> [Task inputs]:

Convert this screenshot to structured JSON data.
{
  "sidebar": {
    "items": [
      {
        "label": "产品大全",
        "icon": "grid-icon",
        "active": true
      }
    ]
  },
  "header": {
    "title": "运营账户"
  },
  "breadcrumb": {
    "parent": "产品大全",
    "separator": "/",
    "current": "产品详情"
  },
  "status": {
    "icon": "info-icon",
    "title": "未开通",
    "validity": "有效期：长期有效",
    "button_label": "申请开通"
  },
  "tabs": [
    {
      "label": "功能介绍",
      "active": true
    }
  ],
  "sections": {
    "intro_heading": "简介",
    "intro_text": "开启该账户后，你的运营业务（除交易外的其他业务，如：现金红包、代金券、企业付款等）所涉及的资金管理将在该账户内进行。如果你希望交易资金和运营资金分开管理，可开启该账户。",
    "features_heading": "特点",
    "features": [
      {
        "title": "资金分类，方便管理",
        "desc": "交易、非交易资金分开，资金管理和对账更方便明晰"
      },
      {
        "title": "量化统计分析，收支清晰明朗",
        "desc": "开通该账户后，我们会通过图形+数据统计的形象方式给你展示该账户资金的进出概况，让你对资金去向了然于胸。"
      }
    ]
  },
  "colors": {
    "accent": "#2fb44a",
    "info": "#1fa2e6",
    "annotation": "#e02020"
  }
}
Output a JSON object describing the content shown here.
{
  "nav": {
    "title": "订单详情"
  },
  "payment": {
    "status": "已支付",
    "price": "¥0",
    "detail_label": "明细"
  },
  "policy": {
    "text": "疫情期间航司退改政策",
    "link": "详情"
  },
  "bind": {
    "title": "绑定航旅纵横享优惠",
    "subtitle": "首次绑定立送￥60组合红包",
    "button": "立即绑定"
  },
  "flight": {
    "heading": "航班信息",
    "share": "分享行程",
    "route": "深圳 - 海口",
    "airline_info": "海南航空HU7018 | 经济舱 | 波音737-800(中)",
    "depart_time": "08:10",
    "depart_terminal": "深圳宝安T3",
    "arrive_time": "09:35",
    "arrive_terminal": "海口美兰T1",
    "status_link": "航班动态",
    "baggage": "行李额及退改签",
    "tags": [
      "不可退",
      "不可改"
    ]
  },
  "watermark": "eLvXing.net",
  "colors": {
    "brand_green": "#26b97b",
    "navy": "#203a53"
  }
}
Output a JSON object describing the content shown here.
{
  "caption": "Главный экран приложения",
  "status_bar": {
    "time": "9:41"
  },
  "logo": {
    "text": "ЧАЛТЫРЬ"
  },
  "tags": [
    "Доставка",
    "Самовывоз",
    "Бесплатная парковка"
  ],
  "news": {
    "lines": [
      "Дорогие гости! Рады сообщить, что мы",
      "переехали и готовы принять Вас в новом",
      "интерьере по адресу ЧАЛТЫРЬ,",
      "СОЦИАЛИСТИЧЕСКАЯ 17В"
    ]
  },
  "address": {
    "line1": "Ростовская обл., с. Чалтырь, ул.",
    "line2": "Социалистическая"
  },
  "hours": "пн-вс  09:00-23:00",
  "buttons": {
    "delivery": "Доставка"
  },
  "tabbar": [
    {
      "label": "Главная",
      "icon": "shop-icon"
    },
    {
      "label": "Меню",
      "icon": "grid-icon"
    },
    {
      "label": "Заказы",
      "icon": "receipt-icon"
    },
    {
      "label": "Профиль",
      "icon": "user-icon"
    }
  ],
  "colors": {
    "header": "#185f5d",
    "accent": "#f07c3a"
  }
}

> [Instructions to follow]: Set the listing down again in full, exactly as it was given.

> [Response to this exercise]:
Convert this screenshot to structured JSON data.
{
  "sidebar": {
    "items": [
      {
        "label": "产品大全",
        "icon": "grid-icon",
        "active": true
      }
    ]
  },
  "header": {
    "title": "运营账户"
  },
  "breadcrumb": {
    "parent": "产品大全",
    "separator": "/",
    "current": "产品详情"
  },
  "status": {
    "icon": "info-icon",
    "title": "未开通",
    "validity": "有效期：长期有效",
    "button_label": "申请开通"
  },
  "tabs": [
    {
      "label": "功能介绍",
      "active": true
    }
  ],
  "sections": {
    "intro_heading": "简介",
    "intro_text": "开启该账户后，你的运营业务（除交易外的其他业务，如：现金红包、代金券、企业付款等）所涉及的资金管理将在该账户内进行。如果你希望交易资金和运营资金分开管理，可开启该账户。",
    "features_heading": "特点",
    "features": [
      {
        "title": "资金分类，方便管理",
        "desc": "交易、非交易资金分开，资金管理和对账更方便明晰"
      },
      {
        "title": "量化统计分析，收支清晰明朗",
        "desc": "开通该账户后，我们会通过图形+数据统计的形象方式给你展示该账户资金的进出概况，让你对资金去向了然于胸。"
      }
    ]
  },
  "colors": {
    "accent": "#2fb44a",
    "info": "#1fa2e6",
    "annotation": "#e02020"
  }
}
Output a JSON object describing the content shown here.
{
  "nav": {
    "title": "订单详情"
  },
  "payment": {
    "status": "已支付",
    "price": "¥0",
    "detail_label": "明细"
  },
  "policy": {
    "text": "疫情期间航司退改政策",
    "link": "详情"
  },
  "bind": {
    "title": "绑定航旅纵横享优惠",
    "subtitle": "首次绑定立送￥60组合红包",
    "button": "立即绑定"
  },
  "flight": {
    "heading": "航班信息",
    "share": "分享行程",
    "route": "深圳 - 海口",
    "airline_info": "海南航空HU7018 | 经济舱 | 波音737-800(中)",
    "depart_time": "08:10",
    "depart_terminal": "深圳宝安T3",
    "arrive_time": "09:35",
    "arrive_terminal": "海口美兰T1",
    "status_link": "航班动态",
    "baggage": "行李额及退改签",
    "tags": [
      "不可退",
      "不可改"
    ]
  },
  "watermark": "eLvXing.net",
  "colors": {
    "brand_green": "#26b97b",
    "navy": "#203a53"
  }
}
Output a JSON object describing the content shown here.
{
  "caption": "Главный экран приложения",
  "status_bar": {
    "time": "9:41"
  },
  "logo": {
    "text": "ЧАЛТЫРЬ"
  },
  "tags": [
    "Доставка",
    "Самовывоз",
    "Бесплатная парковка"
  ],
  "news": {
    "lines": [
      "Дорогие гости! Рады сообщить, что мы",
      "переехали и готовы принять Вас в новом",
      "интерьере по адресу ЧАЛТЫРЬ,",
      "СОЦИАЛИСТИЧЕСКАЯ 17В"
    ]
  },
  "address": {
    "line1": "Ростовская обл., с. Чалтырь, ул.",
    "line2": "Социалистическая"
  },
  "hours": "пн-вс  09:00-23:00",
  "buttons": {
    "delivery": "Доставка"
  },
  "tabbar": [
    {
      "label": "Главная",
      "icon": "shop-icon"
    },
    {
      "label": "Меню",
      "icon": "grid-icon"
    },
    {
      "label": "Заказы",
      "icon": "receipt-icon"
    },
    {
      "label": "Профиль",
      "icon": "user-icon"
    }
  ],
  "colors": {
    "header": "#185f5d",
    "accent": "#f07c3a"
  }
}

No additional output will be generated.